·         The constant reference to the change in seasons, that perhaps marks the transition in their love life from winter to spring. Subtle references like the change in their clothes from heavy winter wear to spring wear, the way she buys him a plant (and not flowers) and asks him to make sure that the plant does not die. The way the plant is perched on top of the unopened boxes when he is eating dinner.

·         The utter lack of drama. They were both shocked to discover about the affair. There were tears too, from both sides. Yet it was all shown in a very dignified way. I love the scene where Bae tells his wife that at first he wanted to know, but now he does not. Because in the mean time, he himself fell in love with Son, and perhaps now empathizes with his wife.

·         Although Son has been portrayed as a very docile person, there are streaks of fieriness in her personality. Like when she enjoys running in the cold. And like how, despite hesitating, she decides to make love to Bae. Sure, there are tears, but there is no drama.

·         I love the little places in the movie. Like the motel they stay at, and the little eatery they eat at, with scrap papers on boards across the wall. And the corridor with floor to ceiling glass at the hospital.

·         My favorite scene in the movie is about fifteen minutes before the movie ends, when Son is at that eatery, looking at Bae from the window. Bae, who is in his room, has no idea that he is being watched, and in the next scene, he sobs uncontrollably. The musicthat plays when she is watching Bae breaks my heart every time I listen to it. At that moment, you pray that she steps outside, goes up to his room, and meets him. But she does not. Her husband died, his wife is out of coma, and she thinks that they will probably be reunited now, and she must leave them alone. So she walks out with her suitcases. Closely following this scene is my second favorite scene, where they walk by the sea after making love, and she asks him if they can take a picture together. Immediately, she realizes the gravity of it, and moves away, until he says yes. Once again, I see couples around me, flooding Facebook with their pictures together. Yet the couple in this movie took just one picture together, and it delivers a very powerful message.

·         Talking about favorite scenes, there is another one when the two are hanging out, peeling fruits. And Bae’s father-in-law knocks on the door. It is amazing, the way they act with composure, not panicking. She locks herself up in the bathroom, and later when he opens the door, she just says, “I’m okay.” And he goes and hugs her. One of the many many amazing things about this movie is how little the two people talk to each other, and how much they convey.

·         The most amazing thing is the open-ended ending of the story. As an optimist and a romantic, I would love to think that they united for life, but no one knows. I don’t hope for marriage or anything that screams a false sense of social security. I just hope that they got to be with each other for the rest of their life.

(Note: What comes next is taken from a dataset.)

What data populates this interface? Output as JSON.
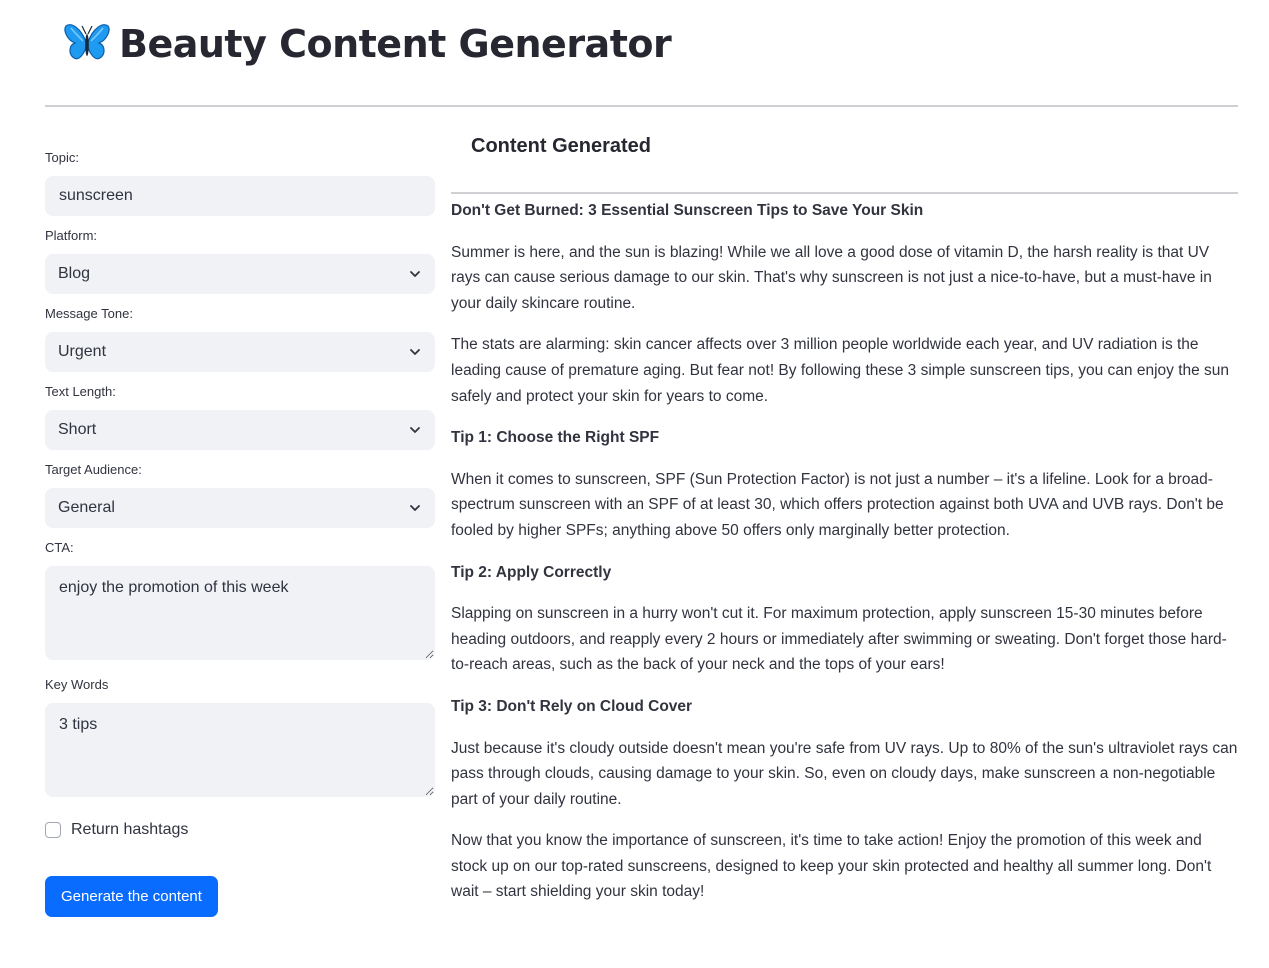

As you can see from my long rambling, I love the movie. This is the first Korean movie I have seen. I don’t know anything about Bae, I didn’t even know about his existence until three days ago. I don’t know how famous he is (although I Googled him, and found him dressed like a girl in many pictures, and I am really confused about that, because he is quite the hot guy in the movie). I don’t even know anything about his other movies. I know that he owns restaurants in Asia, and in Hawaii (that I definitely plan to visit someday). But I want to remember Bae as his character in the movie. Tall guy with glasses, loose jeans and a shirt and jacket, driving a powerful SUV and smoking cigarettes. I wonder why Hollywood hasn't discovered him yet. Of course I am listening to the music from this movie in a loop now. I also wish to go to Seoul now (the movie is based in Seoul), although going to Seoul doesn’t translate into meeting Bae. I just want to see that motel, that hospital, the place where they have dinner together, that walkway by the water where they walk in the night, and the city in general. I feel a connection with Seoul now. Because I have fallen in love with In-su, Bae’s character in the movie.